This is one of three awards for Phase 1 Centers for Chemical Innovation from the National Science Foundation Division of Chemistry and will support the NSF Center for the Mechanical Control of Chemistry (CMCC), led by Professor James Batteas of Texas A&M University. The multi-disciplinary team includes Martini and researchers from Texas A&M, the CUNY-Advanced Research Center, the University of Pennsylvania and Northwestern University.
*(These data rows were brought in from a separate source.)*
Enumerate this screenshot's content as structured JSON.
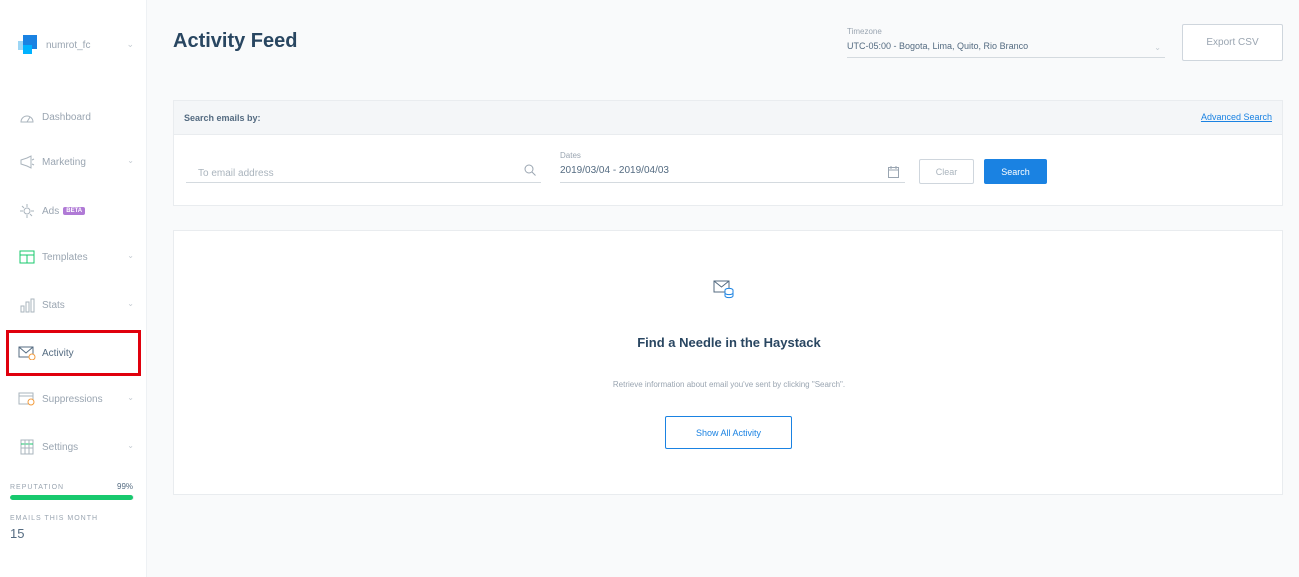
{
  "account": {
    "name": "numrot_fc"
  },
  "sidebar": {
    "items": [
      {
        "label": "Dashboard",
        "icon": "dashboard-icon"
      },
      {
        "label": "Marketing",
        "icon": "megaphone-icon"
      },
      {
        "label": "Ads",
        "icon": "ads-icon",
        "badge": "BETA"
      },
      {
        "label": "Templates",
        "icon": "templates-icon"
      },
      {
        "label": "Stats",
        "icon": "stats-icon"
      },
      {
        "label": "Activity",
        "icon": "activity-icon"
      },
      {
        "label": "Suppressions",
        "icon": "suppressions-icon"
      },
      {
        "label": "Settings",
        "icon": "settings-icon"
      }
    ],
    "reputation": {
      "label": "REPUTATION",
      "value": "99%",
      "fraction": 0.99
    },
    "emails": {
      "label": "EMAILS THIS MONTH",
      "value": "15"
    }
  },
  "header": {
    "title": "Activity Feed",
    "timezone_label": "Timezone",
    "timezone_value": "UTC-05:00 - Bogota, Lima, Quito, Rio Branco",
    "export_label": "Export CSV"
  },
  "search": {
    "title": "Search emails by:",
    "advanced_label": "Advanced Search",
    "email_placeholder": "To email address",
    "dates_label": "Dates",
    "dates_value": "2019/03/04 - 2019/04/03",
    "clear_label": "Clear",
    "search_label": "Search"
  },
  "empty_state": {
    "title": "Find a Needle in the Haystack",
    "text": "Retrieve information about email you've sent by clicking \"Search\".",
    "button_label": "Show All Activity"
  },
  "colors": {
    "accent": "#1a82e2",
    "highlight": "#e0000d",
    "reputation": "#18c96e",
    "beta": "#b07ad6"
  }
}
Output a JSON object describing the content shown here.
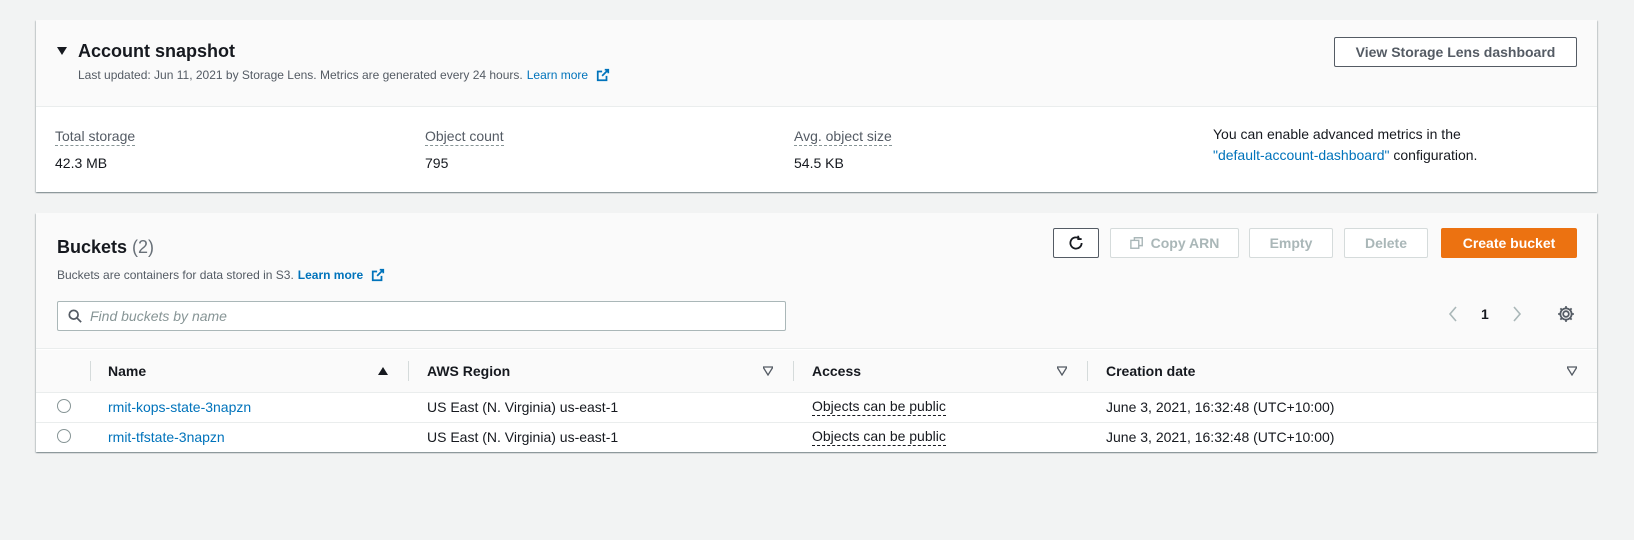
{
  "snapshot": {
    "title": "Account snapshot",
    "subtitle": "Last updated: Jun 11, 2021 by Storage Lens. Metrics are generated every 24 hours.",
    "learn_more": "Learn more",
    "view_button": "View Storage Lens dashboard",
    "metrics": [
      {
        "label": "Total storage",
        "value": "42.3 MB"
      },
      {
        "label": "Object count",
        "value": "795"
      },
      {
        "label": "Avg. object size",
        "value": "54.5 KB"
      }
    ],
    "advanced_note_prefix": "You can enable advanced metrics in the",
    "advanced_note_link": "\"default-account-dashboard\"",
    "advanced_note_suffix": "configuration."
  },
  "buckets": {
    "title": "Buckets",
    "count": "(2)",
    "subtitle": "Buckets are containers for data stored in S3.",
    "learn_more": "Learn more",
    "buttons": {
      "copy_arn": "Copy ARN",
      "empty": "Empty",
      "delete": "Delete",
      "create": "Create bucket"
    },
    "search_placeholder": "Find buckets by name",
    "page": "1",
    "columns": [
      "Name",
      "AWS Region",
      "Access",
      "Creation date"
    ],
    "rows": [
      {
        "name": "rmit-kops-state-3napzn",
        "region": "US East (N. Virginia) us-east-1",
        "access": "Objects can be public",
        "created": "June 3, 2021, 16:32:48 (UTC+10:00)"
      },
      {
        "name": "rmit-tfstate-3napzn",
        "region": "US East (N. Virginia) us-east-1",
        "access": "Objects can be public",
        "created": "June 3, 2021, 16:32:48 (UTC+10:00)"
      }
    ]
  },
  "colors": {
    "accent": "#ec7211",
    "link": "#0073bb"
  },
  "icons": [
    "caret-down-icon",
    "external-link-icon",
    "refresh-icon",
    "copy-icon",
    "search-icon",
    "chevron-left-icon",
    "chevron-right-icon",
    "settings-gear-icon",
    "sort-ascending-icon",
    "sort-descending-icon"
  ]
}
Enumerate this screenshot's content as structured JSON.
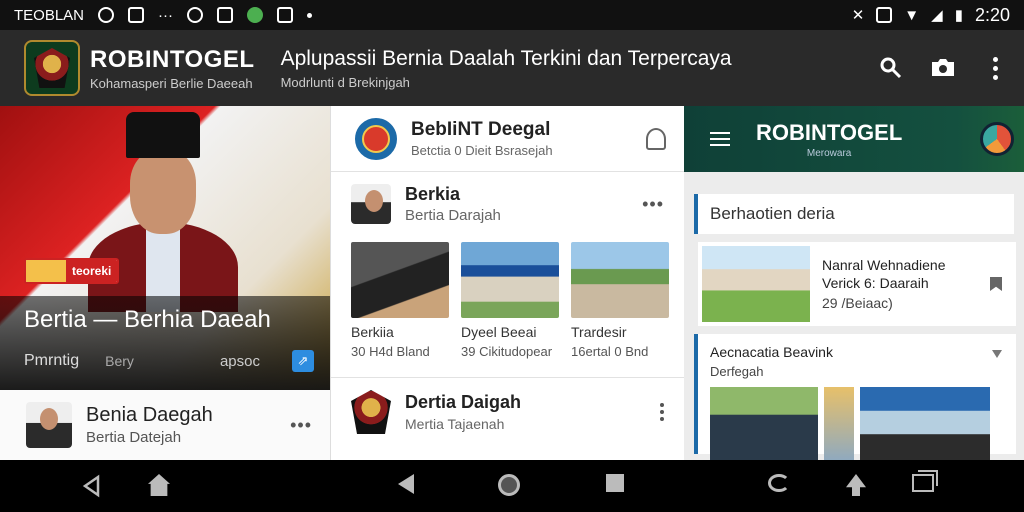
{
  "status_bar": {
    "left_text": "TEOBLAN",
    "icons_left": [
      "whatsapp-icon",
      "image-icon",
      "dots-icon",
      "messenger-icon",
      "calendar-icon",
      "green-app-icon",
      "tools-icon",
      "dot-icon"
    ],
    "time": "2:20",
    "icons_right": [
      "mute-icon",
      "nfc-icon",
      "wifi-icon",
      "signal-icon",
      "battery-icon"
    ]
  },
  "app_bar": {
    "brand_title": "ROBINTOGEL",
    "brand_subtitle": "Kohamasperi Berlie Daeeah",
    "headline": "Aplupassii Bernia Daalah Terkini dan Terpercaya",
    "subheadline": "Modrlunti d Brekinjgah",
    "actions": [
      "search-icon",
      "camera-icon",
      "more-vert-icon"
    ]
  },
  "left_panel": {
    "hero": {
      "badge_text": "teoreki",
      "title": "Bertia — Berhia Daeah",
      "meta_left": "Pmrntig",
      "meta_mid": "Bery",
      "meta_right": "apsoc"
    },
    "item": {
      "title": "Benia Daegah",
      "subtitle": "Bertia Datejah",
      "more": "•••"
    }
  },
  "middle_panel": {
    "header": {
      "title": "BebIiNT Deegal",
      "subtitle": "Betctia 0 Dieit Bsrasejah"
    },
    "post": {
      "title": "Berkia",
      "subtitle": "Bertia Darajah",
      "more": "•••",
      "thumbs": [
        {
          "caption": "Berkiia",
          "sub": "30 H4d Bland"
        },
        {
          "caption": "Dyeel Beeai",
          "sub": "39 Cikitudopear"
        },
        {
          "caption": "Trardesir",
          "sub": "16ertal 0 Bnd"
        }
      ]
    },
    "item": {
      "title": "Dertia Daigah",
      "subtitle": "Mertia Tajaenah"
    }
  },
  "right_panel": {
    "header": {
      "title": "ROBINTOGEL",
      "subtitle": "Merowara"
    },
    "section_title": "Berhaotien deria",
    "card1": {
      "line1": "Nanral Wehnadiene",
      "line2": "Verick 6: Daaraih",
      "line3": "29 /Beiaac)"
    },
    "card2": {
      "title": "Aecnacatia Beavink",
      "subtitle": "Derfegah"
    }
  },
  "nav_bar": {
    "icons": [
      "back-icon",
      "home-icon",
      "back-icon",
      "home-circle-icon",
      "recents-icon",
      "rotate-icon",
      "up-icon",
      "overview-icon"
    ]
  }
}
The CMCC will have branches on each campus.
By 2050, the U.S. population is estimated to grow to 400 million, and the world population to 9.1 billion, requiring a 70 percent increase in global food production.
UC Merced is one of four campuses across the country uniting to meet that challenge by harnessing the power of innovation and technology to develop precision agriculture for a sustainable future.
Led by the University of Pennsylvania, UC Merced, Purdue University and the University of Florida received a new, $26 million, five-year National Science Foundation Engineering Research Centers (ERC) grant to form the NSF Engineering Research Center for the Internet of Things for Precision Agriculture (IoT4Ag). ERC are NSF’s flagship engineering programs for convergent research to address large-scale societal challenges.
“We aim to engineer cost-effective systems that farmers will adopt,” said UC Merced Professor Catherine Keske, the campus lead for the new initiative. “We’ll be building upon the momentum UC Merced already has developed in precision agriculture.”
The inaugural team at UC Merced’s branch of IoT4Ag features the agriculture economics Keske researches, as well as Professor Stefano Carpin ’s robotics and machine learning, Professor Erin Hestir ’s remote sensing and spatial analysis; and Professor Reza Ehsani’s precision ag inventions, though Keske said the work of other faculty members and students from across the campus will be integral to IoT4Ag’s success.